In 1863, a young soldier left his family’s Illinois farm at the age of eighteen to fight in the Civil War. Mason Bryant was never seen again. His parents and siblings never knew what happened, how he died, or where he was buried. Today, Bryant’s descendants keep his memory alive with a government marker placed in his honor at the family cemetery.
Private Bryant was one of thousands of Civil War soldiers who never received a formal burial. His story, and that of his family’s, is woven into the fabric of our national cemetery system, created in part to ensure that military families never suffer anguish like this again.
Knowing that a loved one received the respect afforded by a formal burial helps families see death differently. The quartermaster officers who organized and managed the burials of 25,000 soldiers during the American Revolution provided military families with closure. Parents knew where their sons were buried. Although they grieved, they found peace in that knowing.
There was no way, however, anyone could have anticipated the Civil War or the 620,000 who sacrificed their lives. The small lots purchased by the government near battlefield hospitals were not sufficient to handle the soaring casualties. Wives lost husbands. Children lost fathers. And they never learned how their loved ones died or where they were buried.
President Lincoln and Congress stepped in a year after the war began and empowered the military “to purchase cemetery grounds and cause them to be securely enclosed, to be used as a national cemetery for the soldiers who shall die in the service of the country.” This defined the concept of a national cemetery system, and within the year, 14 national cemeteries were established.
Five years later in 1867, the first National Cemetery Act was passed. It provided $750,000 and direction on construction and maintenance for national cemeteries. This important legislation created 47 new cemeteries and offered more families the opportunity to bury their sons and husbands closer to home.
It also marked the beginning of a major shift in the appearance of the cemeteries. Because soldiers weren’t scrambling to build makeshift burial grounds during the chaos of war, there was time to think and plan. One of the first changes was to replace wooden headboards with permanent marble headstones, creating lasting tributes to those who died for their country.

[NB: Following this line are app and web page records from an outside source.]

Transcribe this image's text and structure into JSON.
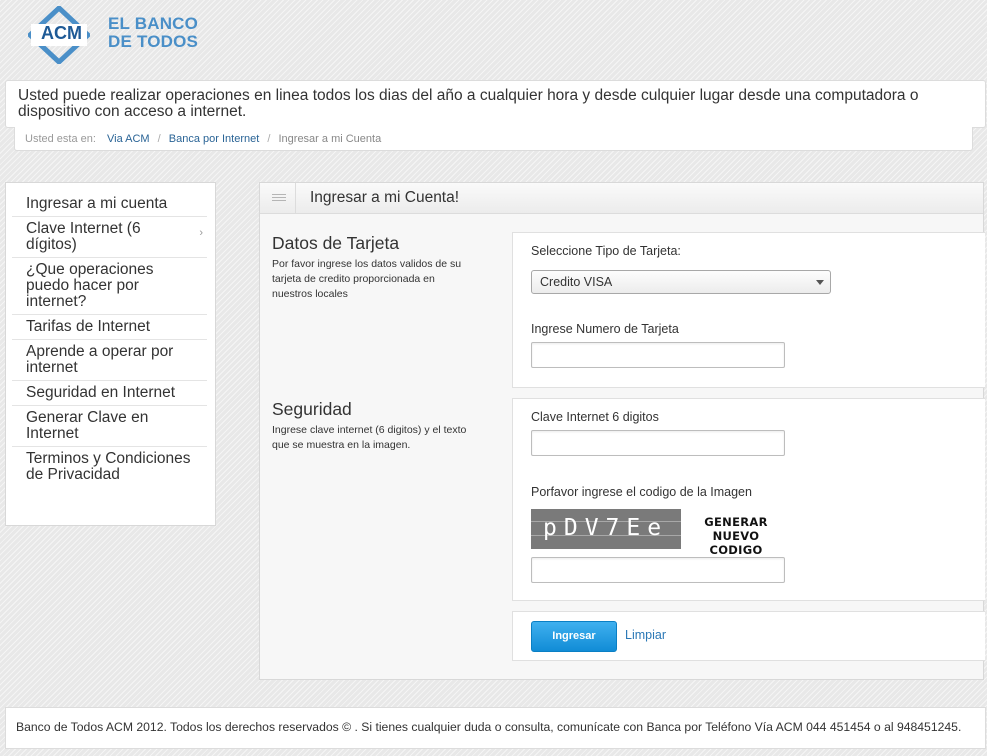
{
  "brand": {
    "logo_abbr": "ACM",
    "line1": "EL BANCO",
    "line2": "DE TODOS",
    "color": "#4a8fc8"
  },
  "notice": "Usted puede realizar operaciones en linea todos los dias del año a cualquier hora y desde culquier lugar desde una computadora o dispositivo con acceso a internet.",
  "breadcrumb": {
    "prefix": "Usted esta en:",
    "items": [
      "Via ACM",
      "Banca por Internet",
      "Ingresar a mi Cuenta"
    ]
  },
  "sidebar": {
    "items": [
      {
        "label": "Ingresar a mi cuenta"
      },
      {
        "label": "Clave Internet (6 dígitos)",
        "chevron": "›"
      },
      {
        "label": "¿Que operaciones puedo hacer por internet?"
      },
      {
        "label": "Tarifas de Internet"
      },
      {
        "label": "Aprende a operar por internet"
      },
      {
        "label": "Seguridad en Internet"
      },
      {
        "label": "Generar Clave en Internet"
      },
      {
        "label": "Terminos y Condiciones de Privacidad"
      }
    ]
  },
  "panel": {
    "title": "Ingresar a mi Cuenta!",
    "menu_icon": "menu-icon"
  },
  "card_section": {
    "title": "Datos de Tarjeta",
    "description": "Por favor ingrese los datos validos de su tarjeta de credito proporcionada en nuestros locales",
    "card_type_label": "Seleccione Tipo de Tarjeta:",
    "card_type_value": "Credito VISA",
    "card_number_label": "Ingrese Numero de Tarjeta",
    "card_number_value": ""
  },
  "security_section": {
    "title": "Seguridad",
    "description": "Ingrese clave internet (6 digitos) y el texto que se muestra en la imagen.",
    "pin_label": "Clave Internet 6 digitos",
    "pin_value": "",
    "captcha_label": "Porfavor ingrese el codigo de la Imagen",
    "captcha_text": "pDV7Ee",
    "generate_line1": "GENERAR",
    "generate_line2": "NUEVO CODIGO",
    "captcha_value": ""
  },
  "actions": {
    "submit_label": "Ingresar",
    "clear_label": "Limpiar",
    "submit_color": "#1a9ae2",
    "link_color": "#2a78b6"
  },
  "footer": "Banco de Todos ACM 2012. Todos los derechos reservados © . Si tienes cualquier duda o consulta, comunícate con Banca por Teléfono Vía ACM 044 451454 o al 948451245."
}
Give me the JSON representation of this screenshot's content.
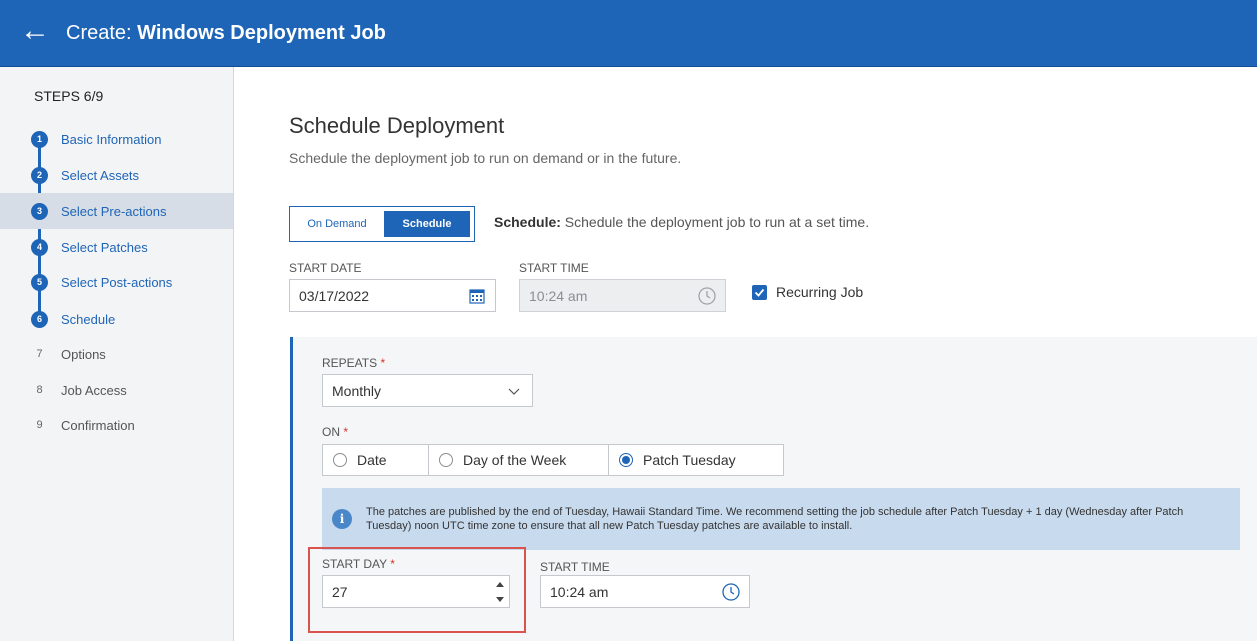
{
  "header": {
    "back_icon": "arrow-left-icon",
    "title_prefix": "Create:",
    "title_bold": "Windows Deployment Job"
  },
  "sidebar": {
    "steps_label": "STEPS 6/9",
    "steps": [
      {
        "num": "1",
        "label": "Basic Information",
        "state": "done"
      },
      {
        "num": "2",
        "label": "Select Assets",
        "state": "done"
      },
      {
        "num": "3",
        "label": "Select Pre-actions",
        "state": "done"
      },
      {
        "num": "4",
        "label": "Select Patches",
        "state": "done"
      },
      {
        "num": "5",
        "label": "Select Post-actions",
        "state": "done"
      },
      {
        "num": "6",
        "label": "Schedule",
        "state": "done"
      },
      {
        "num": "7",
        "label": "Options",
        "state": "todo"
      },
      {
        "num": "8",
        "label": "Job Access",
        "state": "todo"
      },
      {
        "num": "9",
        "label": "Confirmation",
        "state": "todo"
      }
    ]
  },
  "main": {
    "title": "Schedule Deployment",
    "subtitle": "Schedule the deployment job to run on demand or in the future.",
    "toggle": {
      "on_demand_label": "On Demand",
      "schedule_label": "Schedule",
      "selected": "Schedule"
    },
    "schedule_desc_bold": "Schedule:",
    "schedule_desc": "Schedule the deployment job to run at a set time.",
    "start_date_label": "START DATE",
    "start_date_value": "03/17/2022",
    "start_time_label": "START TIME",
    "start_time_value": "10:24 am",
    "recurring_label": "Recurring Job",
    "recurring_checked": true,
    "recurring": {
      "repeats_label": "REPEATS",
      "repeats_value": "Monthly",
      "on_label": "ON",
      "required_mark": "*",
      "on_options": [
        "Date",
        "Day of the Week",
        "Patch Tuesday"
      ],
      "on_selected": "Patch Tuesday",
      "info_text": "The patches are published by the end of Tuesday, Hawaii Standard Time. We recommend setting the job schedule after Patch Tuesday + 1 day (Wednesday after Patch Tuesday) noon UTC time zone to ensure that all new Patch Tuesday patches are available to install.",
      "start_day_label": "START DAY",
      "start_day_value": "27",
      "start_time_label": "START TIME",
      "start_time_value": "10:24 am"
    }
  },
  "colors": {
    "primary": "#1f65b7",
    "info_bg": "#c8daed",
    "highlight": "#d9534f",
    "required": "#d9342b"
  }
}
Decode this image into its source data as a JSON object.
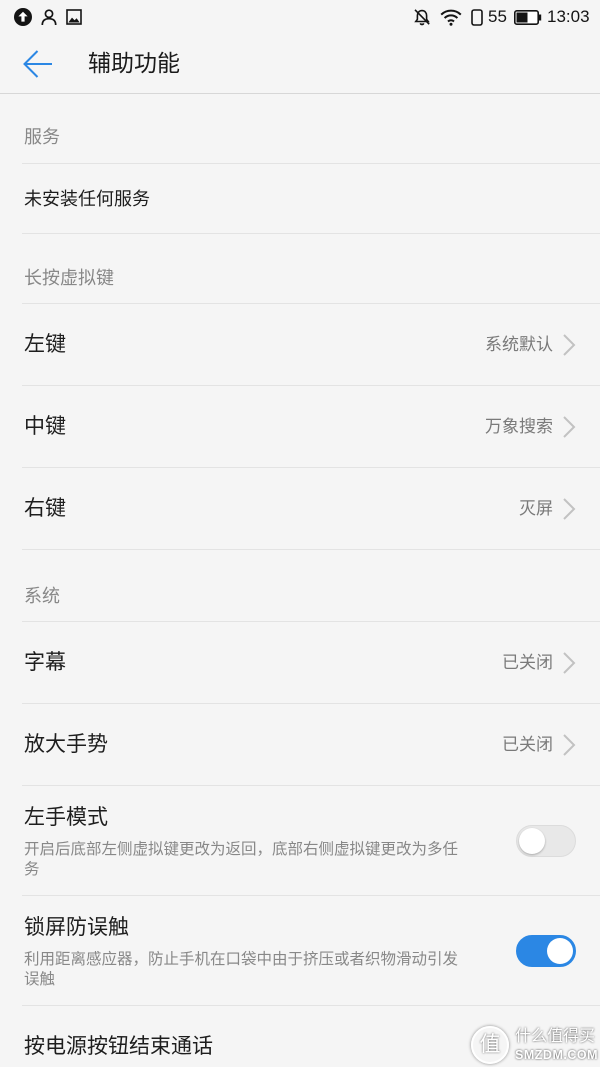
{
  "status_bar": {
    "left_icons": [
      "upload-icon",
      "person-icon",
      "image-icon"
    ],
    "right_icons": [
      "mute-icon",
      "wifi-icon",
      "sim-icon",
      "battery-icon"
    ],
    "battery_percent": "55",
    "time": "13:03"
  },
  "header": {
    "back_icon": "back-arrow-icon",
    "title": "辅助功能"
  },
  "services": {
    "header": "服务",
    "empty_text": "未安装任何服务"
  },
  "virtual_keys": {
    "header": "长按虚拟键",
    "items": [
      {
        "label": "左键",
        "value": "系统默认"
      },
      {
        "label": "中键",
        "value": "万象搜索"
      },
      {
        "label": "右键",
        "value": "灭屏"
      }
    ]
  },
  "system": {
    "header": "系统",
    "items": [
      {
        "label": "字幕",
        "value": "已关闭"
      },
      {
        "label": "放大手势",
        "value": "已关闭"
      }
    ],
    "toggles": [
      {
        "label": "左手模式",
        "description": "开启后底部左侧虚拟键更改为返回，底部右侧虚拟键更改为多任务",
        "enabled": false
      },
      {
        "label": "锁屏防误触",
        "description": "利用距离感应器，防止手机在口袋中由于挤压或者织物滑动引发误触",
        "enabled": true
      }
    ],
    "end_call": {
      "label": "按电源按钮结束通话"
    }
  },
  "watermark": {
    "logo": "值",
    "name": "什么值得买",
    "domain": "SMZDM.COM"
  },
  "colors": {
    "accent": "#2b87e4",
    "background": "#f5f5f5",
    "secondary_text": "#888888"
  }
}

In addition, noted landscape architect, Frederick Law Olmsted was consulted. He suggested the cemeteries be “studiously simple … a sacred grove … (and) establish permanent dignity.” His recommendations to plant trees and flowerbeds and create walking paths helped grieving families take comfort in the tranquility and beauty of nature.
The challenges of operating a national cemetery system increased when the U.S. became involved in World War I and World War II. Provisions for bringing home soldiers killed on foreign soil, creating new guidelines for burial eligibility, and building new cemeteries were put in place. In the 1930s, responsibility for the cemeteries was transferred from the Army to the National Park Service because of their ability to interpret the historical significance of the battle.
Now called The National Cemetery Administration, this vital organization is part of the Department of Veteran’s Affairs and is responsible for 130 national cemeteries, seven of which are in Florida, and 29 million gravesites. Arlington National Cemetery and Soldier’s Home are still operated by the Army, and the Department of the Interior manages an additional fourteen.
The goal of all our national cemeteries is to ensure that those who have made the ultimate sacrifice in the service of their country are buried with respect and dignity, and to prevent other families the unnecessary suffering that was experienced by the Mason Bryant family.
For more information about the National Cemetery Administration, visit their website at www.cem.va.gov.